What to do -
Figure out how many lines in these records contain "label". Only the number belongs in the reply.

::::

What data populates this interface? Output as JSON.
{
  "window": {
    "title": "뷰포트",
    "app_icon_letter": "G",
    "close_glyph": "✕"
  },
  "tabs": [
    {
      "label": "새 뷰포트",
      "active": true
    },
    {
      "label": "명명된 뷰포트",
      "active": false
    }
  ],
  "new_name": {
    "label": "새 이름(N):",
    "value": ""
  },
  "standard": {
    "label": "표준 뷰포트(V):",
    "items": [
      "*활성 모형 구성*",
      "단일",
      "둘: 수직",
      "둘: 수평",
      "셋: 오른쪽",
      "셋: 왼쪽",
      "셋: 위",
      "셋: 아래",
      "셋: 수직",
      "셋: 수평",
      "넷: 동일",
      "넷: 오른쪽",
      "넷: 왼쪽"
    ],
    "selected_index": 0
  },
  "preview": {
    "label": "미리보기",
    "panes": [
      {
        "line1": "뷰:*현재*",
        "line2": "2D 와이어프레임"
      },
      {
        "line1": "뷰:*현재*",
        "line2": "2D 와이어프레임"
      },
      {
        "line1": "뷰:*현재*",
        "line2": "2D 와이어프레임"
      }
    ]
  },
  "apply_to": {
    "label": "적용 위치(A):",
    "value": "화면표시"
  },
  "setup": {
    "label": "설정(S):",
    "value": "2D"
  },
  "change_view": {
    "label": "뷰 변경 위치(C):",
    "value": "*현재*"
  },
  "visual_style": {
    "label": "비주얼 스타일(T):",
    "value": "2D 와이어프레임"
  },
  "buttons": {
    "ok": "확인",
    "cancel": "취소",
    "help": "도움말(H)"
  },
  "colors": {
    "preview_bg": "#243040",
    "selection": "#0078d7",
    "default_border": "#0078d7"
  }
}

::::

Your solution -
9